[MATERIAL FOR THE TASK — start]
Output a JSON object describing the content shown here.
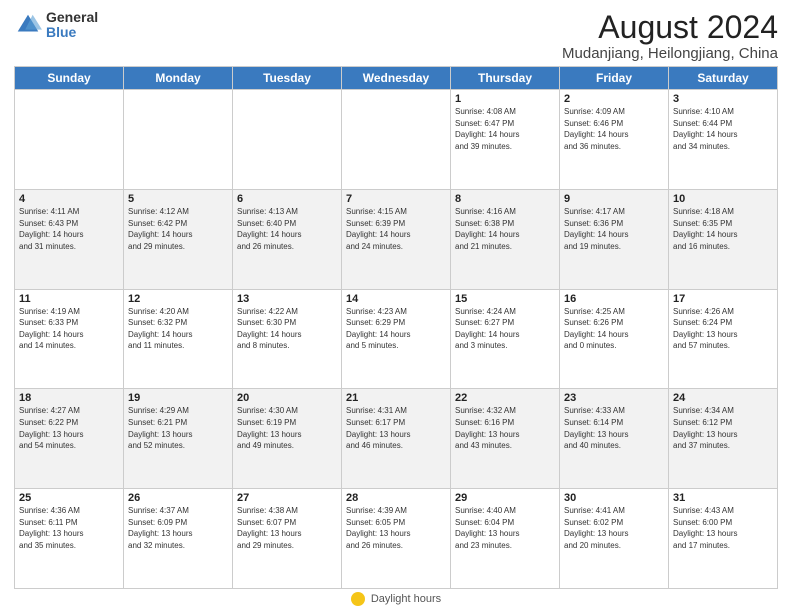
{
  "logo": {
    "general": "General",
    "blue": "Blue"
  },
  "title": "August 2024",
  "subtitle": "Mudanjiang, Heilongjiang, China",
  "days_of_week": [
    "Sunday",
    "Monday",
    "Tuesday",
    "Wednesday",
    "Thursday",
    "Friday",
    "Saturday"
  ],
  "footer_label": "Daylight hours",
  "weeks": [
    [
      {
        "day": "",
        "info": ""
      },
      {
        "day": "",
        "info": ""
      },
      {
        "day": "",
        "info": ""
      },
      {
        "day": "",
        "info": ""
      },
      {
        "day": "1",
        "info": "Sunrise: 4:08 AM\nSunset: 6:47 PM\nDaylight: 14 hours\nand 39 minutes."
      },
      {
        "day": "2",
        "info": "Sunrise: 4:09 AM\nSunset: 6:46 PM\nDaylight: 14 hours\nand 36 minutes."
      },
      {
        "day": "3",
        "info": "Sunrise: 4:10 AM\nSunset: 6:44 PM\nDaylight: 14 hours\nand 34 minutes."
      }
    ],
    [
      {
        "day": "4",
        "info": "Sunrise: 4:11 AM\nSunset: 6:43 PM\nDaylight: 14 hours\nand 31 minutes."
      },
      {
        "day": "5",
        "info": "Sunrise: 4:12 AM\nSunset: 6:42 PM\nDaylight: 14 hours\nand 29 minutes."
      },
      {
        "day": "6",
        "info": "Sunrise: 4:13 AM\nSunset: 6:40 PM\nDaylight: 14 hours\nand 26 minutes."
      },
      {
        "day": "7",
        "info": "Sunrise: 4:15 AM\nSunset: 6:39 PM\nDaylight: 14 hours\nand 24 minutes."
      },
      {
        "day": "8",
        "info": "Sunrise: 4:16 AM\nSunset: 6:38 PM\nDaylight: 14 hours\nand 21 minutes."
      },
      {
        "day": "9",
        "info": "Sunrise: 4:17 AM\nSunset: 6:36 PM\nDaylight: 14 hours\nand 19 minutes."
      },
      {
        "day": "10",
        "info": "Sunrise: 4:18 AM\nSunset: 6:35 PM\nDaylight: 14 hours\nand 16 minutes."
      }
    ],
    [
      {
        "day": "11",
        "info": "Sunrise: 4:19 AM\nSunset: 6:33 PM\nDaylight: 14 hours\nand 14 minutes."
      },
      {
        "day": "12",
        "info": "Sunrise: 4:20 AM\nSunset: 6:32 PM\nDaylight: 14 hours\nand 11 minutes."
      },
      {
        "day": "13",
        "info": "Sunrise: 4:22 AM\nSunset: 6:30 PM\nDaylight: 14 hours\nand 8 minutes."
      },
      {
        "day": "14",
        "info": "Sunrise: 4:23 AM\nSunset: 6:29 PM\nDaylight: 14 hours\nand 5 minutes."
      },
      {
        "day": "15",
        "info": "Sunrise: 4:24 AM\nSunset: 6:27 PM\nDaylight: 14 hours\nand 3 minutes."
      },
      {
        "day": "16",
        "info": "Sunrise: 4:25 AM\nSunset: 6:26 PM\nDaylight: 14 hours\nand 0 minutes."
      },
      {
        "day": "17",
        "info": "Sunrise: 4:26 AM\nSunset: 6:24 PM\nDaylight: 13 hours\nand 57 minutes."
      }
    ],
    [
      {
        "day": "18",
        "info": "Sunrise: 4:27 AM\nSunset: 6:22 PM\nDaylight: 13 hours\nand 54 minutes."
      },
      {
        "day": "19",
        "info": "Sunrise: 4:29 AM\nSunset: 6:21 PM\nDaylight: 13 hours\nand 52 minutes."
      },
      {
        "day": "20",
        "info": "Sunrise: 4:30 AM\nSunset: 6:19 PM\nDaylight: 13 hours\nand 49 minutes."
      },
      {
        "day": "21",
        "info": "Sunrise: 4:31 AM\nSunset: 6:17 PM\nDaylight: 13 hours\nand 46 minutes."
      },
      {
        "day": "22",
        "info": "Sunrise: 4:32 AM\nSunset: 6:16 PM\nDaylight: 13 hours\nand 43 minutes."
      },
      {
        "day": "23",
        "info": "Sunrise: 4:33 AM\nSunset: 6:14 PM\nDaylight: 13 hours\nand 40 minutes."
      },
      {
        "day": "24",
        "info": "Sunrise: 4:34 AM\nSunset: 6:12 PM\nDaylight: 13 hours\nand 37 minutes."
      }
    ],
    [
      {
        "day": "25",
        "info": "Sunrise: 4:36 AM\nSunset: 6:11 PM\nDaylight: 13 hours\nand 35 minutes."
      },
      {
        "day": "26",
        "info": "Sunrise: 4:37 AM\nSunset: 6:09 PM\nDaylight: 13 hours\nand 32 minutes."
      },
      {
        "day": "27",
        "info": "Sunrise: 4:38 AM\nSunset: 6:07 PM\nDaylight: 13 hours\nand 29 minutes."
      },
      {
        "day": "28",
        "info": "Sunrise: 4:39 AM\nSunset: 6:05 PM\nDaylight: 13 hours\nand 26 minutes."
      },
      {
        "day": "29",
        "info": "Sunrise: 4:40 AM\nSunset: 6:04 PM\nDaylight: 13 hours\nand 23 minutes."
      },
      {
        "day": "30",
        "info": "Sunrise: 4:41 AM\nSunset: 6:02 PM\nDaylight: 13 hours\nand 20 minutes."
      },
      {
        "day": "31",
        "info": "Sunrise: 4:43 AM\nSunset: 6:00 PM\nDaylight: 13 hours\nand 17 minutes."
      }
    ]
  ]
}
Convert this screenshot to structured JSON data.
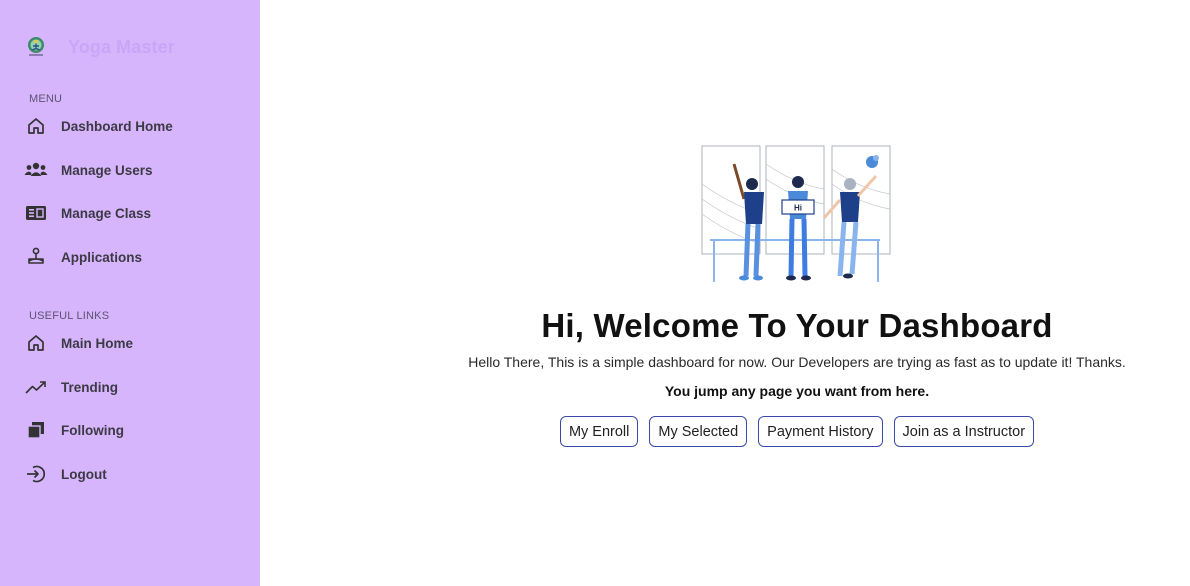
{
  "brand": {
    "name": "Yoga Master",
    "logo_icon": "yoga-logo-icon"
  },
  "sidebar": {
    "menu_label": "MENU",
    "menu_items": [
      {
        "label": "Dashboard Home",
        "icon": "home-icon"
      },
      {
        "label": "Manage Users",
        "icon": "users-icon"
      },
      {
        "label": "Manage Class",
        "icon": "class-board-icon"
      },
      {
        "label": "Applications",
        "icon": "joystick-icon"
      }
    ],
    "links_label": "USEFUL LINKS",
    "link_items": [
      {
        "label": "Main Home",
        "icon": "home-icon"
      },
      {
        "label": "Trending",
        "icon": "trending-icon"
      },
      {
        "label": "Following",
        "icon": "stack-icon"
      },
      {
        "label": "Logout",
        "icon": "logout-icon"
      }
    ]
  },
  "main": {
    "title": "Hi, Welcome To Your Dashboard",
    "subtitle": "Hello There, This is a simple dashboard for now. Our Developers are trying as fast as to update it! Thanks.",
    "hint": "You jump any page you want from here.",
    "illustration_sign": "Hi",
    "buttons": [
      {
        "label": "My Enroll"
      },
      {
        "label": "My Selected"
      },
      {
        "label": "Payment History"
      },
      {
        "label": "Join as a Instructor"
      }
    ]
  },
  "colors": {
    "sidebar_bg": "#d6b5fd",
    "button_border": "#3a4aa8",
    "brand_text": "#c9a6f7"
  }
}
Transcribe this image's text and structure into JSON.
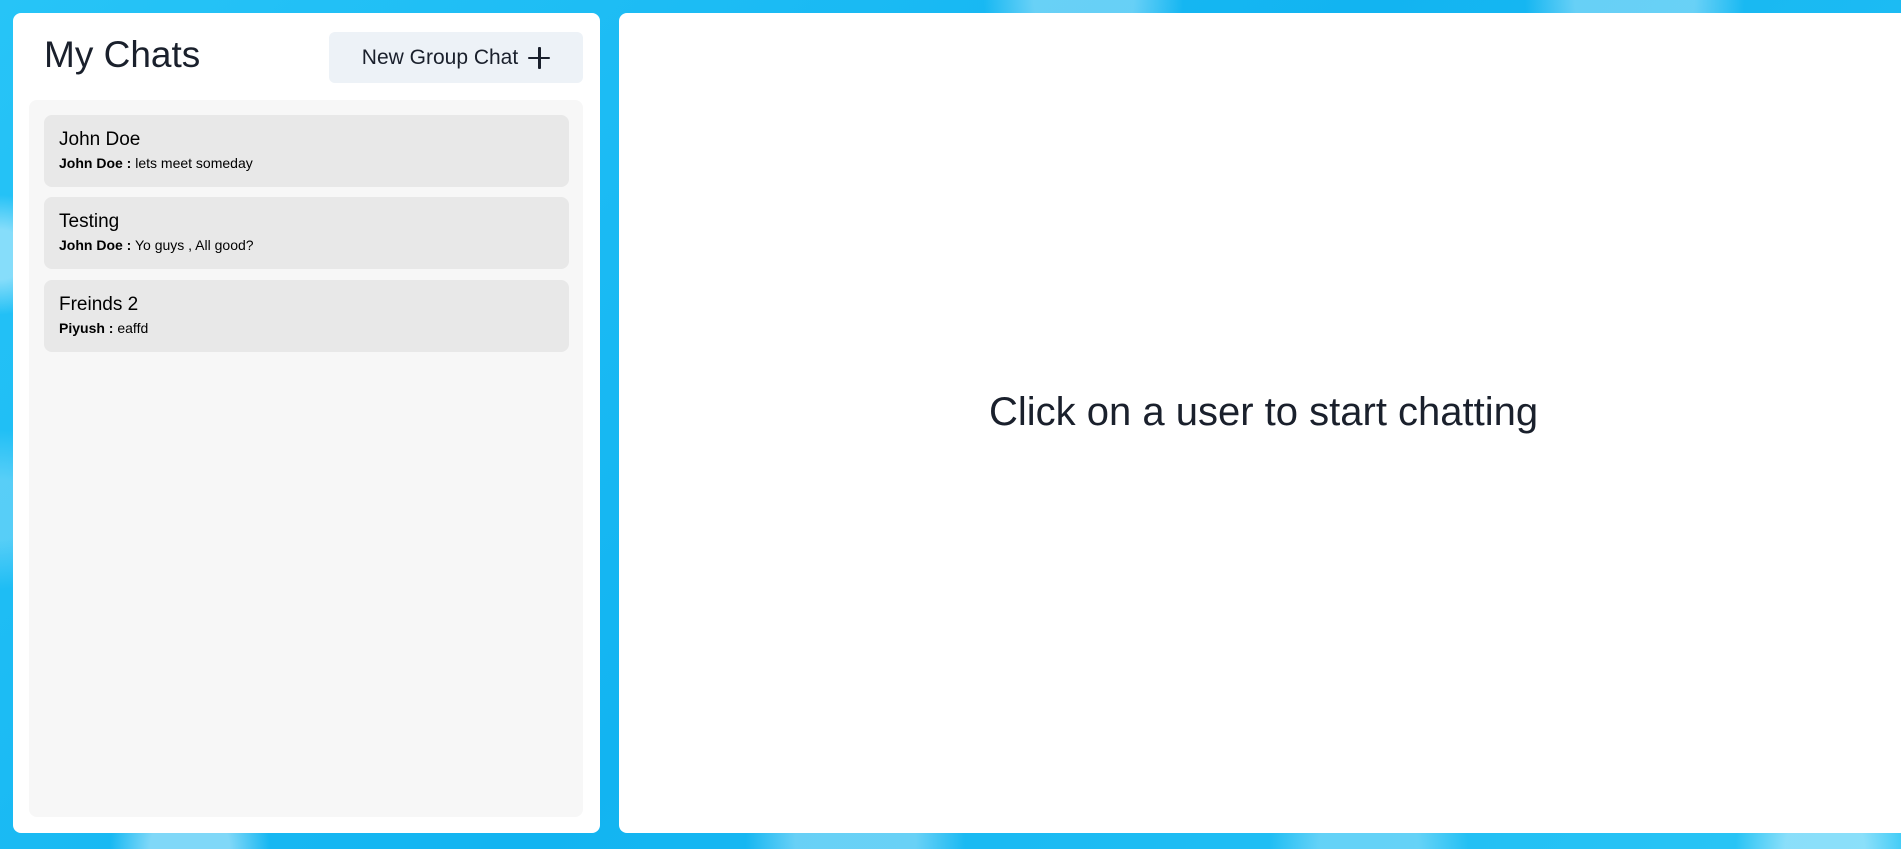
{
  "sidebar": {
    "title": "My Chats",
    "new_group_label": "New Group Chat",
    "chats": [
      {
        "name": "John Doe",
        "sender": "John Doe :",
        "message": "lets meet someday"
      },
      {
        "name": "Testing",
        "sender": "John Doe :",
        "message": "Yo guys , All good?"
      },
      {
        "name": "Freinds 2",
        "sender": "Piyush :",
        "message": "eaffd"
      }
    ]
  },
  "main": {
    "placeholder": "Click on a user to start chatting"
  },
  "icons": {
    "new_group": "plus-icon"
  },
  "colors": {
    "background": "#1bbdf5",
    "panel": "#ffffff",
    "chat_list_bg": "#f7f7f7",
    "chat_item_bg": "#e8e8e8",
    "button_bg": "#edf2f7",
    "text": "#1a202c"
  }
}
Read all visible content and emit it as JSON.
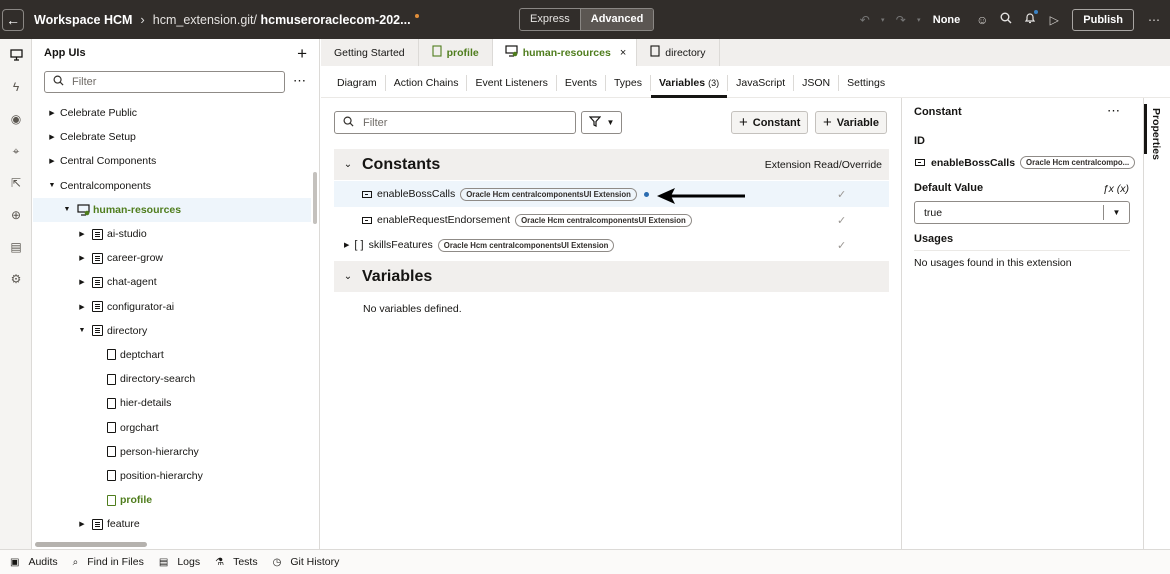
{
  "topbar": {
    "back_icon": "arrow-left-icon",
    "workspace_title": "Workspace HCM",
    "path_repo": "hcm_extension.git/",
    "path_branch": "hcmuseroraclecom-202...",
    "mode_express": "Express",
    "mode_advanced": "Advanced",
    "none_label": "None",
    "publish_label": "Publish"
  },
  "left_rail": {
    "icons": [
      "monitor-icon",
      "lightning-icon",
      "eye-icon",
      "pin-icon",
      "export-icon",
      "globe-icon",
      "file-icon",
      "settings-badge-icon"
    ]
  },
  "app_uis": {
    "title": "App UIs",
    "filter_placeholder": "Filter",
    "tree": [
      {
        "label": "Celebrate Public",
        "level": 0,
        "toggle": "collapsed",
        "icon": "none"
      },
      {
        "label": "Celebrate Setup",
        "level": 0,
        "toggle": "collapsed",
        "icon": "none"
      },
      {
        "label": "Central Components",
        "level": 0,
        "toggle": "collapsed",
        "icon": "none"
      },
      {
        "label": "Centralcomponents",
        "level": 0,
        "toggle": "expanded",
        "icon": "none"
      },
      {
        "label": "human-resources",
        "level": 1,
        "toggle": "expanded",
        "icon": "app-icon",
        "selected": true
      },
      {
        "label": "ai-studio",
        "level": 2,
        "toggle": "collapsed",
        "icon": "folder-icon"
      },
      {
        "label": "career-grow",
        "level": 2,
        "toggle": "collapsed",
        "icon": "folder-icon"
      },
      {
        "label": "chat-agent",
        "level": 2,
        "toggle": "collapsed",
        "icon": "folder-icon"
      },
      {
        "label": "configurator-ai",
        "level": 2,
        "toggle": "collapsed",
        "icon": "folder-icon"
      },
      {
        "label": "directory",
        "level": 2,
        "toggle": "expanded",
        "icon": "folder-icon"
      },
      {
        "label": "deptchart",
        "level": 3,
        "toggle": "none",
        "icon": "page-icon"
      },
      {
        "label": "directory-search",
        "level": 3,
        "toggle": "none",
        "icon": "page-icon"
      },
      {
        "label": "hier-details",
        "level": 3,
        "toggle": "none",
        "icon": "page-icon"
      },
      {
        "label": "orgchart",
        "level": 3,
        "toggle": "none",
        "icon": "page-icon"
      },
      {
        "label": "person-hierarchy",
        "level": 3,
        "toggle": "none",
        "icon": "page-icon"
      },
      {
        "label": "position-hierarchy",
        "level": 3,
        "toggle": "none",
        "icon": "page-icon"
      },
      {
        "label": "profile",
        "level": 3,
        "toggle": "none",
        "icon": "page-icon",
        "green": true
      },
      {
        "label": "feature",
        "level": 2,
        "toggle": "collapsed",
        "icon": "folder-icon"
      }
    ]
  },
  "tabs": [
    {
      "label": "Getting Started",
      "icon": ""
    },
    {
      "label": "profile",
      "icon": "page-icon",
      "green": true
    },
    {
      "label": "human-resources",
      "icon": "app-icon",
      "green": true,
      "active": true,
      "closable": true
    },
    {
      "label": "directory",
      "icon": "folder-icon"
    }
  ],
  "subtabs": [
    {
      "label": "Diagram"
    },
    {
      "label": "Action Chains"
    },
    {
      "label": "Event Listeners"
    },
    {
      "label": "Events"
    },
    {
      "label": "Types"
    },
    {
      "label": "Variables",
      "count": "(3)",
      "active": true
    },
    {
      "label": "JavaScript"
    },
    {
      "label": "JSON"
    },
    {
      "label": "Settings"
    }
  ],
  "variables_panel": {
    "filter_placeholder": "Filter",
    "add_constant": "Constant",
    "add_variable": "Variable",
    "constants_title": "Constants",
    "constants_right_label": "Extension Read/Override",
    "constants": [
      {
        "name": "enableBossCalls",
        "badge": "Oracle Hcm centralcomponentsUI Extension",
        "selected": true,
        "modified": true
      },
      {
        "name": "enableRequestEndorsement",
        "badge": "Oracle Hcm centralcomponentsUI Extension"
      },
      {
        "name": "skillsFeatures",
        "badge": "Oracle Hcm centralcomponentsUI Extension",
        "expandable": true
      }
    ],
    "variables_title": "Variables",
    "no_variables": "No variables defined."
  },
  "properties": {
    "title": "Constant",
    "id_label": "ID",
    "id_value": "enableBossCalls",
    "id_badge": "Oracle Hcm centralcompo...",
    "default_label": "Default Value",
    "fx_label": "ƒx  (x)",
    "default_value": "true",
    "usages_label": "Usages",
    "usages_text": "No usages found in this extension",
    "side_tab": "Properties"
  },
  "bottom_bar": [
    {
      "label": "Audits",
      "icon": "audit-icon"
    },
    {
      "label": "Find in Files",
      "icon": "search-icon"
    },
    {
      "label": "Logs",
      "icon": "logs-icon"
    },
    {
      "label": "Tests",
      "icon": "flask-icon"
    },
    {
      "label": "Git History",
      "icon": "clock-icon"
    }
  ]
}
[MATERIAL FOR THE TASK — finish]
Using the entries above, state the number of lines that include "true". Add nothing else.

11